  • In the North, the standing charge for energy prepayment meter customers in Yorkshire and the North East is higher (at around £3.80 per week) than the UK average (of £3.60 per week)
  • 23% of children in England who are food insecure miss out on free school meals
  • Families in the North are more likely to be living in poor quality, damp homes. Before living costs started to rise, over 98,500 homes in the North already had some form of damp and 1 million homes in the North failed ‘decent homes’ criteria

The report authors have issued a stark warning to government that rising living costs will lead to immediate and lifelong harms for children: worsening physical and mental health outcomes; undermining children’s learning, social wellbeing and education; and risking lower lifelong health and productivity.

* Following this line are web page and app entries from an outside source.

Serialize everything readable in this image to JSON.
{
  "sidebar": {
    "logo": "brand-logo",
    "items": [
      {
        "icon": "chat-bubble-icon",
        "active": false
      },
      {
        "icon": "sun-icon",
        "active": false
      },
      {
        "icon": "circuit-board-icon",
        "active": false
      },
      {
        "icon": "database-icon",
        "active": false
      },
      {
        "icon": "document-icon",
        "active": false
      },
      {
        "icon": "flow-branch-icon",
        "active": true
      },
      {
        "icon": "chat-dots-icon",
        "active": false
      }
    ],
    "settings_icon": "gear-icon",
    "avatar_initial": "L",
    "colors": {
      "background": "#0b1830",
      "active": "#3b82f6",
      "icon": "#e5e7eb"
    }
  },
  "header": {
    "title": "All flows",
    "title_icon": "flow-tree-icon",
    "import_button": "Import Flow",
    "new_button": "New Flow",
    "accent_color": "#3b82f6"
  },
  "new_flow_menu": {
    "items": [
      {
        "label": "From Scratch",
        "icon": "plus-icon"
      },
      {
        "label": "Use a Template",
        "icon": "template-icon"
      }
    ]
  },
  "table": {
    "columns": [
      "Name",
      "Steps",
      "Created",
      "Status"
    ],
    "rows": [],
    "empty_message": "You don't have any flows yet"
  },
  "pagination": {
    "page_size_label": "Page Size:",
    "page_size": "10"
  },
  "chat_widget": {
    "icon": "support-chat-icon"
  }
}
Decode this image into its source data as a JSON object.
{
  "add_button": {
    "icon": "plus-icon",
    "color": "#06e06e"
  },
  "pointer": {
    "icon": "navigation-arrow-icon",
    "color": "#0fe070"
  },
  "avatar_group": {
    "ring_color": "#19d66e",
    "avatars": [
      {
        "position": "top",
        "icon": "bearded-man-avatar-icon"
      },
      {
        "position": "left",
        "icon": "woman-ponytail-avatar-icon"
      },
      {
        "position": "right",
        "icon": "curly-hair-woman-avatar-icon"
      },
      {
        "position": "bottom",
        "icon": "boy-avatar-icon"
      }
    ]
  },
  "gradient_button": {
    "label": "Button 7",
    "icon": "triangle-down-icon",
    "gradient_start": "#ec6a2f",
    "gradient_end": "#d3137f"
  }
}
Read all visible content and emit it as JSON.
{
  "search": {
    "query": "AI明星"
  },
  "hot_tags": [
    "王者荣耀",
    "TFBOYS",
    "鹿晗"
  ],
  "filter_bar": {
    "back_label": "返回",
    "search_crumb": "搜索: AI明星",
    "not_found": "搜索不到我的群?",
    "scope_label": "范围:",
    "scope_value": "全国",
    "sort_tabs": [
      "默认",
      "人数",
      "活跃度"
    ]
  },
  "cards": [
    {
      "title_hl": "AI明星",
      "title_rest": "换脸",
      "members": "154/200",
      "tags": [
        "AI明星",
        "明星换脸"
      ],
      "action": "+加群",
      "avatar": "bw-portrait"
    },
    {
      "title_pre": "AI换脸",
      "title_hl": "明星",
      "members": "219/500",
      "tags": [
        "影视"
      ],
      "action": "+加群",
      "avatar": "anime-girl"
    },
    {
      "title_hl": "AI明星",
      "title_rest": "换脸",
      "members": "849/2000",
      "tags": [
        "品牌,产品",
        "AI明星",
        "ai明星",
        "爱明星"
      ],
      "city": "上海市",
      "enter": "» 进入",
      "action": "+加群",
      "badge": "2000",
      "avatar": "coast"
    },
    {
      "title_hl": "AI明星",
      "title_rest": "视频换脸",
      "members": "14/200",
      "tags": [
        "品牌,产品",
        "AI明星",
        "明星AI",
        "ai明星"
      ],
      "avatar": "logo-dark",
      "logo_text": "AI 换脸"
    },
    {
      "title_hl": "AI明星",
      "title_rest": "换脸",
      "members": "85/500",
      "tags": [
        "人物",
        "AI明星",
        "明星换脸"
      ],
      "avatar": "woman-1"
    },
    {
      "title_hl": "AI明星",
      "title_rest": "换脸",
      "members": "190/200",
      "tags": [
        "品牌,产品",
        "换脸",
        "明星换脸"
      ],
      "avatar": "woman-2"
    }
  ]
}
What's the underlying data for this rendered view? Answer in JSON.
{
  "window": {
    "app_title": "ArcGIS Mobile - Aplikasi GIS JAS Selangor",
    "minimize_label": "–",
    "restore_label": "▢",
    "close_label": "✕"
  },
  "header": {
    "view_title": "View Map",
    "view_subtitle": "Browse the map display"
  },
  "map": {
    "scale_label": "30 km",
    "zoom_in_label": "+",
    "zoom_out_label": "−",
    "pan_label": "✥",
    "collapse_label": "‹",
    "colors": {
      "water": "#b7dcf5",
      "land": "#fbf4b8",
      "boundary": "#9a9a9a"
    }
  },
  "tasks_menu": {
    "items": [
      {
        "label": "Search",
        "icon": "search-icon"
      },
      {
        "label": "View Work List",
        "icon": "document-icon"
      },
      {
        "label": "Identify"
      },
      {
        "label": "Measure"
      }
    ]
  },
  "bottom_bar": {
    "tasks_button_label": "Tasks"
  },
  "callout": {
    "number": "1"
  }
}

The report was prepared by experts from northern organisations and universities for the APPG Child of the North. The APPG brings together policy makers and experts in child outcomes from across the country to find solutions to the disparities suffered by children in the North of England. The group was launched following the publication of The Child of the North report, produced by the Northern Health Science Alliance (NHSA) and N8 Research Partnership.

A suite of recommendations to government have been laid out by the report authors to ensure families with children have enough money and security of income to meet basic needs, such as healthy food to eat and warm homes.

Some of the recommendations include:

  • Increase benefits in line with inflation at the earliest opportunity and commit to ensure that benefits rise in a timely way in line with inflation long-term
  • Expand Free School Meals (FSMs) to all children whose families are in receipt of universal credit, as the simplest and most effective way of reaching all children affected by poverty and food insecurity, with an ambition of achieving FSMs for all primary pupils
  • Ensure that existing data can be disaggregated by region and that ethnicity is included in all national data collection systems
  • Prioritise the development of an integrated health inequalities strategy as part of ‘levelling up’, with an explicit focus on children and addressing child poverty, and including action to ‘poverty-proof’ schools

Read the full report